In what the far-left open border activists must consider as a major success of President Barack Obama’s administration’s 8 years in the White House, to me the manipulation and direct assault on the US Constitution by the globalist Obama is criminal.
The Constitution delegates to Congress the power “[t]o establish an uniform Rule of Naturalization, … throughout the United States.” Thus, the Constitution gives Congress, (not the President) the power to determine which foreigners can become citizens, and under what conditions.
After insisting that he could not just write immigration law to set in place a pathway to citizenship and protections against deportation for children brought over the border illegally by their parents, Obama went ahead and did it anyway, forcing the courts to deal with expected legal actions challenging his actions.
NPR reported on August 20th, 2014.
After six years of often bitter back-and-forth with congressional Republicans over the issue of immigration, President Obama announced he has decided to go it alone by temporarily shielding up to 5 million immigrants from being deported.
In a prime-time speech to the country on Thursday, Obama said he would defer the deportation of the parents of children who are either U.S. citizens or legal residents, and that he also would expand that protection to more “DREAMers,” or children who entered the country illegally with their parents. Those two groups also will be allowed to work in the United States legally, after passing a background check and paying a fee.
On Wednesday, a federal judge declared illegal a revised version of a federal policy that prevents the deportation of hundreds of thousands of immigrants brought to the U.S. as children.
Judge Andrew Hanen of the U.S. District Court for the Southern District of Texas ruled that a Biden administration effort to codify the DACA policy into a federal regulation was unlawful.
Hanen, who was named to the bench by former Republican President George W. Bush, issued a similar ruling in 2021 when he found that the original Obama administration memo that created DACA in 2012 was illegal.
This decision was upheld by the Fifth Circuit Court of Appeals in 2022.
The Biden administration then re-tooled its approach by announcing the renewal of the DACA program in August 2022, making it a federal regulation. It came into effect in October, subject to public comments in a formal rule-making process, replacing former President Barack Obama’s 2012 memo that initially established DACA.
DACA provides hundreds of thousands of illegal immigrants brought to the United States as children with a two-year renewable shield from deportation.
An estimated 800,000 individuals are believed to be DACA recipients, with two-thirds of those enrolled in the program thought to be aged between 21 to 30, having lived and worked in the United States for most of their lives after illegally entering as young children.
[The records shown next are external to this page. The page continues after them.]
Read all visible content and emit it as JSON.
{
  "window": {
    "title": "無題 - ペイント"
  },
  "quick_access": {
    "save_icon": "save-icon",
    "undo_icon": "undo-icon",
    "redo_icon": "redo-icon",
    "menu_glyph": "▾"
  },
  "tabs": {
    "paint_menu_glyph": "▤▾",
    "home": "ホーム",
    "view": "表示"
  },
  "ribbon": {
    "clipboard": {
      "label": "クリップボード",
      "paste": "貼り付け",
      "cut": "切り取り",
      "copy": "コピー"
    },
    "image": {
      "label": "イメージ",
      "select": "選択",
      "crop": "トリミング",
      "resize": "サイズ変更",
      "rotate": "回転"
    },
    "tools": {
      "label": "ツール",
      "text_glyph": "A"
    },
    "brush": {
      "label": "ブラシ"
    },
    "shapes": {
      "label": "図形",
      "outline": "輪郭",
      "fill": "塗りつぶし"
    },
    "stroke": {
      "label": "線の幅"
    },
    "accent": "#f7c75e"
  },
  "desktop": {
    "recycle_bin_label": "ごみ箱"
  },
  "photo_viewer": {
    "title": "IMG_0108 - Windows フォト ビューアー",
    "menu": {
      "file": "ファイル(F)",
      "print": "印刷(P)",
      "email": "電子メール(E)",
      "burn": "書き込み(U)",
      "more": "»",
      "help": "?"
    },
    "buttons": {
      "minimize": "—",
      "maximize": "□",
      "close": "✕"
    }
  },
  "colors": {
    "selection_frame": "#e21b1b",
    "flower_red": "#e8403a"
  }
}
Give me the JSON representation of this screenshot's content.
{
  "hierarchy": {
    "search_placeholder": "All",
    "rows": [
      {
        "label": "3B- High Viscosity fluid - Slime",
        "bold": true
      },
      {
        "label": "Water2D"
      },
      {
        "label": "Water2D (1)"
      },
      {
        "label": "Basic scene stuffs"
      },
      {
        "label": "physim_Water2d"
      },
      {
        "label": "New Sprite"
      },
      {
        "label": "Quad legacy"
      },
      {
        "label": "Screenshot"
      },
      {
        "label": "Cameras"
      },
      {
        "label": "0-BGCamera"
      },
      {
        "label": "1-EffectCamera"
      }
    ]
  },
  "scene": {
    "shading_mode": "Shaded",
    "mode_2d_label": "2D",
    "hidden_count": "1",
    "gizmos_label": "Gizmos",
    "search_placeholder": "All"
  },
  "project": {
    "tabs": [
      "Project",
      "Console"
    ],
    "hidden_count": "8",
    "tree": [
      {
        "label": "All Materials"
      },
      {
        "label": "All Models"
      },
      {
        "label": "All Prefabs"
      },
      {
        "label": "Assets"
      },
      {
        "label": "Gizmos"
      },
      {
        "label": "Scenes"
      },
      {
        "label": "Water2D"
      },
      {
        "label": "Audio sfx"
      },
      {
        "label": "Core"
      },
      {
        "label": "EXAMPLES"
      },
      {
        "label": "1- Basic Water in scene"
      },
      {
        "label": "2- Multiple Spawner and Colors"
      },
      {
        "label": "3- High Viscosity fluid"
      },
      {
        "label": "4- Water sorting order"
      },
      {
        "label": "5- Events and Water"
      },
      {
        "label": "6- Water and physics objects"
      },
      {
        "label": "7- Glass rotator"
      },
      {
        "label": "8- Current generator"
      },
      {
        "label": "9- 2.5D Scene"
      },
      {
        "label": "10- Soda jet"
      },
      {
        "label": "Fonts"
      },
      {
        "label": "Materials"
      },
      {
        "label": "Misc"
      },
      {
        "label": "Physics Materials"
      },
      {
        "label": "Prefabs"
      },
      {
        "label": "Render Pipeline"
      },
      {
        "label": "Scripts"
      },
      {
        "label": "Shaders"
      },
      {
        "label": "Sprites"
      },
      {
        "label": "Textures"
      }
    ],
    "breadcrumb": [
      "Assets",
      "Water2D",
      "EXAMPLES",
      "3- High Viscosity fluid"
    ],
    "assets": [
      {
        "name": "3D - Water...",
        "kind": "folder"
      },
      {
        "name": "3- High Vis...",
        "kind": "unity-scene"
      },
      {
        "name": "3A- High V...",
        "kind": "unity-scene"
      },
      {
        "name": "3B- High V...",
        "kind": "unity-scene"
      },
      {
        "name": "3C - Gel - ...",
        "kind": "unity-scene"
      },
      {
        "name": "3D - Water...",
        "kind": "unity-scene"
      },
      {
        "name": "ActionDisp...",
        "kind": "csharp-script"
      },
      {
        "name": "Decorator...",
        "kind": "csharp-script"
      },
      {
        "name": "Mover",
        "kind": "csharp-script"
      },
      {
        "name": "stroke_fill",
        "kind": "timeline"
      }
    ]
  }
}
The Trump administration unsuccessfully tried to terminate DACA in the fall of 2017. But the policy was kept alive by federal courts, including the Supreme Court, which in 2020 ruled that the Trump administration had not properly rescinded the program.
“The remaining provisions of the original injunction are to remain in place and are to be applicable to Final Rule DACA,” Judge Hanen wrote.
The ruling blocks the federal government from accepting new DACA applications but maintains the program for existing recipients during the appeals process. The ruling does not mandate immediate action against current DACA beneficiaries.
Texas, Alabama, Arkansas, Kansas, Louisiana, Mississippi, Nebraska, South Carolina, Texas, and West Virginia AG’s filed the lawsuit.
Their main argument is the Obama administration exceeded its authority by creating DACA in 2012, in effect writing immigration laws, bypassing Congress. In addition, they argue that President Joe Biden also overstepped his authority when he renewed it in 2022, also bypassing Congress.
Judge Hanen agreed, maintaining in his ruling on Wednesday that the revised version of DACA is unconstitutional and that the policy should come from Congress.
The DACA program has been overseen for the last decade by a Department of Homeland Security (DHS) memorandum that established it under President Obama who described the action as a “temporary, stopgap, measure.”
The states also asked the court to phase out the program over two years, calling the Biden administration’s revised version “substantively unlawful” for the same reasons as the original Obama-era DACA Memorandum.
“The Court should declare it unlawful and unconstitutional, vacate it in its entirety, and permanently enjoin its implementation (with a prudent transition for existing DACA recipients),” their lawsuit, filed earlier this year, stated.
The plaintiff states in the case also contend that they bear substantial costs, including hundreds of millions of dollars for health care and education, when immigrants are allowed to remain in the country without legal status.
The judge’s ruling is expected to be appealed to the U.S. Supreme Court.